[Data excerpts]
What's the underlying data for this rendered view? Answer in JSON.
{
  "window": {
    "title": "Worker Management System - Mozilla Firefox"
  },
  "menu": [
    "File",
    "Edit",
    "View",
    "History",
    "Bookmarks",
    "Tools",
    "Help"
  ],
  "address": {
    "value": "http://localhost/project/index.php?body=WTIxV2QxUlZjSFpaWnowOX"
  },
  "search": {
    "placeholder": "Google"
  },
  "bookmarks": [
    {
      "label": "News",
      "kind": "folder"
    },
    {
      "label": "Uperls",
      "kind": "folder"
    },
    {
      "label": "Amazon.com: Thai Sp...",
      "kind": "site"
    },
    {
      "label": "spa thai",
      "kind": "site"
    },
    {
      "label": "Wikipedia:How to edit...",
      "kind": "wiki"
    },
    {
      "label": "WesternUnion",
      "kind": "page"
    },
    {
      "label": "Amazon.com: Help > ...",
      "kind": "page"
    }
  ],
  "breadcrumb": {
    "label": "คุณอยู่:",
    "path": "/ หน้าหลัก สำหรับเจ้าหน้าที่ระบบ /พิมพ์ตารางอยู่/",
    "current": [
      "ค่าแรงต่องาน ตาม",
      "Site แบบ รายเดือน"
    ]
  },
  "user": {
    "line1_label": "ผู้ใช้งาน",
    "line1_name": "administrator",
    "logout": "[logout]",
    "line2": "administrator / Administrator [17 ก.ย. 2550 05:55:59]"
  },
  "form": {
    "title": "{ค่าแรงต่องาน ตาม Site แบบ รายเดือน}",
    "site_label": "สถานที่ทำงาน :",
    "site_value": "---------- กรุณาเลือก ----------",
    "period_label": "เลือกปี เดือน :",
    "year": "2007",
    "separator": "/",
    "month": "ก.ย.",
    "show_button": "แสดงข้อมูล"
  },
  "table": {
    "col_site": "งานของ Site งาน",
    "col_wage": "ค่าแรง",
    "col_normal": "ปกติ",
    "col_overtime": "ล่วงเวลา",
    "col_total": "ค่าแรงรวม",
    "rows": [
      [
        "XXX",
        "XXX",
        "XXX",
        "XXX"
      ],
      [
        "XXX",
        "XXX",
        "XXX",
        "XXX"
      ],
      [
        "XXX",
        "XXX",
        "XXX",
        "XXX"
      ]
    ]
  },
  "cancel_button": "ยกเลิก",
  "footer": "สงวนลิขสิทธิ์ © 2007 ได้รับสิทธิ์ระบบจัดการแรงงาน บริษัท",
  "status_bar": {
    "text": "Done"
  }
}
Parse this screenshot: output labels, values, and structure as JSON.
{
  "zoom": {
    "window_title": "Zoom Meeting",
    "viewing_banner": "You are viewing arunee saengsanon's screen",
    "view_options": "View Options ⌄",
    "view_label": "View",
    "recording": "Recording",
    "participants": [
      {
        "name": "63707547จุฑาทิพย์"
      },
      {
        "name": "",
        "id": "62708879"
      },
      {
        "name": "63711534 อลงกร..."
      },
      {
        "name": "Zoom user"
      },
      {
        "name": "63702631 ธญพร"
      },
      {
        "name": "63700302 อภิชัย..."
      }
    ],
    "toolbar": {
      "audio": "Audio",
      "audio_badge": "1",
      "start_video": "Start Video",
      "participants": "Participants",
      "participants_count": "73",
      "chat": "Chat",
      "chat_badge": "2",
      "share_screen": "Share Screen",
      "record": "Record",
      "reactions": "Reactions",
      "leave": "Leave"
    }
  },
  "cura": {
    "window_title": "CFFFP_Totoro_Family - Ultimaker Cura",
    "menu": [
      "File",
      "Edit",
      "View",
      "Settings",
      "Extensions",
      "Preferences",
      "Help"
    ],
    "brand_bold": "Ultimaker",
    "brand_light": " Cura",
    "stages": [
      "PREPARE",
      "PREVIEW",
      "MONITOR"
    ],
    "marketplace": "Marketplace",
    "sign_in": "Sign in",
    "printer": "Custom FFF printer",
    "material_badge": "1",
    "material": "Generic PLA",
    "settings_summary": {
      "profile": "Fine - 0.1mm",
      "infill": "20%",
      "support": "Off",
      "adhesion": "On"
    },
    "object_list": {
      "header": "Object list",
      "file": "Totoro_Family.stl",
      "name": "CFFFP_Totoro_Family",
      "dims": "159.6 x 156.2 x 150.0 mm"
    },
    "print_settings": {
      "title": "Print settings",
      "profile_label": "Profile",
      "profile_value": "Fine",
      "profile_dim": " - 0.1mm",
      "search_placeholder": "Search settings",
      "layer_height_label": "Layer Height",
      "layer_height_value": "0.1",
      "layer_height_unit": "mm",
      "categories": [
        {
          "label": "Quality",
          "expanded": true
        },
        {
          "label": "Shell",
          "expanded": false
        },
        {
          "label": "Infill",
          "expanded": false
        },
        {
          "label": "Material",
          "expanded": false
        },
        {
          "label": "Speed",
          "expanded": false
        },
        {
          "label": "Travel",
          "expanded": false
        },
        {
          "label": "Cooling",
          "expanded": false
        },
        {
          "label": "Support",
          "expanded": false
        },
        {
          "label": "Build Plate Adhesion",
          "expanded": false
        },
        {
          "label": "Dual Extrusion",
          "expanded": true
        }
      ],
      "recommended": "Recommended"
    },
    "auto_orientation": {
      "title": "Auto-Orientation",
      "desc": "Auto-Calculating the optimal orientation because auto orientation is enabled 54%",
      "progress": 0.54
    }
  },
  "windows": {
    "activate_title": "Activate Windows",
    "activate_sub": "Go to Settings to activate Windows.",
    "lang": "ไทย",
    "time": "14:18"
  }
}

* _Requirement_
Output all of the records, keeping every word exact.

* _Result_
What's the underlying data for this rendered view? Answer in JSON.
{
  "window": {
    "title": "Worker Management System - Mozilla Firefox"
  },
  "menu": [
    "File",
    "Edit",
    "View",
    "History",
    "Bookmarks",
    "Tools",
    "Help"
  ],
  "address": {
    "value": "http://localhost/project/index.php?body=WTIxV2QxUlZjSFpaWnowOX"
  },
  "search": {
    "placeholder": "Google"
  },
  "bookmarks": [
    {
      "label": "News",
      "kind": "folder"
    },
    {
      "label": "Uperls",
      "kind": "folder"
    },
    {
      "label": "Amazon.com: Thai Sp...",
      "kind": "site"
    },
    {
      "label": "spa thai",
      "kind": "site"
    },
    {
      "label": "Wikipedia:How to edit...",
      "kind": "wiki"
    },
    {
      "label": "WesternUnion",
      "kind": "page"
    },
    {
      "label": "Amazon.com: Help > ...",
      "kind": "page"
    }
  ],
  "breadcrumb": {
    "label": "คุณอยู่:",
    "path": "/ หน้าหลัก สำหรับเจ้าหน้าที่ระบบ /พิมพ์ตารางอยู่/",
    "current": [
      "ค่าแรงต่องาน ตาม",
      "Site แบบ รายเดือน"
    ]
  },
  "user": {
    "line1_label": "ผู้ใช้งาน",
    "line1_name": "administrator",
    "logout": "[logout]",
    "line2": "administrator / Administrator [17 ก.ย. 2550 05:55:59]"
  },
  "form": {
    "title": "{ค่าแรงต่องาน ตาม Site แบบ รายเดือน}",
    "site_label": "สถานที่ทำงาน :",
    "site_value": "---------- กรุณาเลือก ----------",
    "period_label": "เลือกปี เดือน :",
    "year": "2007",
    "separator": "/",
    "month": "ก.ย.",
    "show_button": "แสดงข้อมูล"
  },
  "table": {
    "col_site": "งานของ Site งาน",
    "col_wage": "ค่าแรง",
    "col_normal": "ปกติ",
    "col_overtime": "ล่วงเวลา",
    "col_total": "ค่าแรงรวม",
    "rows": [
      [
        "XXX",
        "XXX",
        "XXX",
        "XXX"
      ],
      [
        "XXX",
        "XXX",
        "XXX",
        "XXX"
      ],
      [
        "XXX",
        "XXX",
        "XXX",
        "XXX"
      ]
    ]
  },
  "cancel_button": "ยกเลิก",
  "footer": "สงวนลิขสิทธิ์ © 2007 ได้รับสิทธิ์ระบบจัดการแรงงาน บริษัท",
  "status_bar": {
    "text": "Done"
  }
}
Parse this screenshot: output labels, values, and structure as JSON.
{
  "zoom": {
    "window_title": "Zoom Meeting",
    "viewing_banner": "You are viewing arunee saengsanon's screen",
    "view_options": "View Options ⌄",
    "view_label": "View",
    "recording": "Recording",
    "participants": [
      {
        "name": "63707547จุฑาทิพย์"
      },
      {
        "name": "",
        "id": "62708879"
      },
      {
        "name": "63711534 อลงกร..."
      },
      {
        "name": "Zoom user"
      },
      {
        "name": "63702631 ธญพร"
      },
      {
        "name": "63700302 อภิชัย..."
      }
    ],
    "toolbar": {
      "audio": "Audio",
      "audio_badge": "1",
      "start_video": "Start Video",
      "participants": "Participants",
      "participants_count": "73",
      "chat": "Chat",
      "chat_badge": "2",
      "share_screen": "Share Screen",
      "record": "Record",
      "reactions": "Reactions",
      "leave": "Leave"
    }
  },
  "cura": {
    "window_title": "CFFFP_Totoro_Family - Ultimaker Cura",
    "menu": [
      "File",
      "Edit",
      "View",
      "Settings",
      "Extensions",
      "Preferences",
      "Help"
    ],
    "brand_bold": "Ultimaker",
    "brand_light": " Cura",
    "stages": [
      "PREPARE",
      "PREVIEW",
      "MONITOR"
    ],
    "marketplace": "Marketplace",
    "sign_in": "Sign in",
    "printer": "Custom FFF printer",
    "material_badge": "1",
    "material": "Generic PLA",
    "settings_summary": {
      "profile": "Fine - 0.1mm",
      "infill": "20%",
      "support": "Off",
      "adhesion": "On"
    },
    "object_list": {
      "header": "Object list",
      "file": "Totoro_Family.stl",
      "name": "CFFFP_Totoro_Family",
      "dims": "159.6 x 156.2 x 150.0 mm"
    },
    "print_settings": {
      "title": "Print settings",
      "profile_label": "Profile",
      "profile_value": "Fine",
      "profile_dim": " - 0.1mm",
      "search_placeholder": "Search settings",
      "layer_height_label": "Layer Height",
      "layer_height_value": "0.1",
      "layer_height_unit": "mm",
      "categories": [
        {
          "label": "Quality",
          "expanded": true
        },
        {
          "label": "Shell",
          "expanded": false
        },
        {
          "label": "Infill",
          "expanded": false
        },
        {
          "label": "Material",
          "expanded": false
        },
        {
          "label": "Speed",
          "expanded": false
        },
        {
          "label": "Travel",
          "expanded": false
        },
        {
          "label": "Cooling",
          "expanded": false
        },
        {
          "label": "Support",
          "expanded": false
        },
        {
          "label": "Build Plate Adhesion",
          "expanded": false
        },
        {
          "label": "Dual Extrusion",
          "expanded": true
        }
      ],
      "recommended": "Recommended"
    },
    "auto_orientation": {
      "title": "Auto-Orientation",
      "desc": "Auto-Calculating the optimal orientation because auto orientation is enabled 54%",
      "progress": 0.54
    }
  },
  "windows": {
    "activate_title": "Activate Windows",
    "activate_sub": "Go to Settings to activate Windows.",
    "lang": "ไทย",
    "time": "14:18"
  }
}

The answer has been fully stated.